OTTAWA – Chinese government officials are making a concerted effort to learn about Canada’s work to prevent high-tech smuggling – an effort security experts warn could help fuel the multi-billion dollar industrial espionage business.
Global News has learned the Canada Border Services Agency met in Ottawa with a Chinese government delegation from the province of Guangdong on Sept. 13 to discuss Canadian efforts to combat smuggling.
The meeting in September was set up by George Xu, the head of the Sino-Canada Technology Exchange Centre, an organization that sets up visits between Canadian and Chinese government delegations.
Sources told Global News Xu sent invitations to similar Canadian groups asking to discuss contraband trade, human trafficking and illegal immigration, as well as Canada’s “experience and strategies” in regard to the “illicit traffic of critical high technology and strategic goods.”
The last topic raises red flags for people concerned about China’s growing reputation as a master of industrial espionage.
China has been working to transform its labour-driven economy to one rooted in technology – technology experts say is sometimes stolen from countries like Canada, reproduced and sold in China and beyond.
“We know that China is by far the most dangerous country when it comes to espionage, the most dangerous country when it comes to stealing technology and exporting technology illegally back to China or to rogue countries,” said Michel Juneau-Katsuya, a former senior Canadian intelligence officer.
Juneau-Katsuya said such a meeting could provide the Chinese with information about the technology Canada uses to detect smugglers and other interception methods – valuable details for spying efforts.

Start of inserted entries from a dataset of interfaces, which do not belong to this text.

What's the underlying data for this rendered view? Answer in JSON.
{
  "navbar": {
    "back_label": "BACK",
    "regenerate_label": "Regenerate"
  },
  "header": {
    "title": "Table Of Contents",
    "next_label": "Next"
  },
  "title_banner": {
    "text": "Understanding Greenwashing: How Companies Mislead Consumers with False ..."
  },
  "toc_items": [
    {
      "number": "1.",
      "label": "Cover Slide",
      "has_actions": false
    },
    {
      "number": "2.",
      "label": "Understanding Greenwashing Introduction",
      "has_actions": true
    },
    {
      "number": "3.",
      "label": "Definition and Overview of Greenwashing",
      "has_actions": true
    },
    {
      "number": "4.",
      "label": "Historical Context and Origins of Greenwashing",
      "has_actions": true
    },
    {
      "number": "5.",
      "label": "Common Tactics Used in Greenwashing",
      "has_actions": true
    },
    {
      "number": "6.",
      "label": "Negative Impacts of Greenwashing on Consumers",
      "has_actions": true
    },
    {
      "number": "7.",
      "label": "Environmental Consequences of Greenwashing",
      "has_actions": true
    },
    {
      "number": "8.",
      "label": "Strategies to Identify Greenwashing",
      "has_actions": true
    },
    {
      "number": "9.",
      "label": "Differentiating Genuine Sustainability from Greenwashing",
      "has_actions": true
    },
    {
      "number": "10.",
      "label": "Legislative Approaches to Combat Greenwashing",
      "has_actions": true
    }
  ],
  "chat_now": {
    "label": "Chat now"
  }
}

“By coming here and asking questions, they will get answers. The Canadians are so good at giving answers,” he said. “We are so naïve and occasionally when it comes to security we are borderline stupid.”
There are already concerns Chinese officials got too many answers on national security in an Aug. 3 meeting, which made headlines after top CBSA officials allegedly got drunk with a Chinese delegation at a Mississauga, Ont. restaurant. The meeting, which was not set up by Xu, was held to discuss deportation cases and is now the subject of a complaint.
CBSA is looking into the situation and will sanction anyone who behaved inappropriately, according to Public Safety Minister Vic Toews’ spokeswoman Julie Carmichael.
Juneau-Katsuya said whoever approved the September meeting should explain why Canadians are talking about smuggling and high-tech goods with the Chinese – who are known to do just that.
“They have to explain why: why this is happening, what are their intentions with this and to be sure they are conscious of playing with fire,” he said.
Neither Toews nor the CBSA would comment on the meeting, what was actually discussed or its purpose when asked by Global News.
The man who requested the meeting said it shouldn’t be a cause for worry.
“It’s not really something they are interested in, finding out how the Canadian Border Agency operates or trying to take advantage of what they learn,” Xu told Global News from Beijing.
“I think most delegations, when they come to study certain subjects; it’s not really them trying to spy on what Canada is doing.”
Xu said the delegation was simply trying to understand how Western countries control smuggling, which is a major problem in Guangdong. He added that it is the job of Canadian government agencies to monitor the incoming delegations for security purposes.
There has been no shortage of Chinese industrial espionage cases south of the border where the Americans have prosecuted dozens of people for stealing and smuggling secrets from companies like Ford, DuPont and Motorola.
The Federal Bureau of Investigation estimates the cost of economic espionage in general to be more than $13 billion dollars a year. Arrests by the FBI for such spying have doubled in the past four years.
The estimated cost of industrial espionage in Canada is also in the billions of dollars, with the Chinese being key contributors.
“We do have a lot of evidence there has been significant transfer of Western-developed technologies to Chinese firms who then illegally copy them and sell them at a cheaper price because they didn’t have to pay for the production,” said Charles Burton, who studies Canada-China relations at Brock University in St. Catharines, Ont.
Burton said spying could take many forms; computer-hacking, subverting Canadians to share information, or smuggling information out of the country.
While liaising on subjects like immigration is reasonable, talking to the Chinese about how Canada protects its borders could provide them a roadmap for smuggling, according to Burton.
“We don’t want to help the Chinese state to know how to beat our Canadian customs systems and get classified technologies and hardware to China when we would prefer they not have them,” he said.
With files from Jacques Bourbeau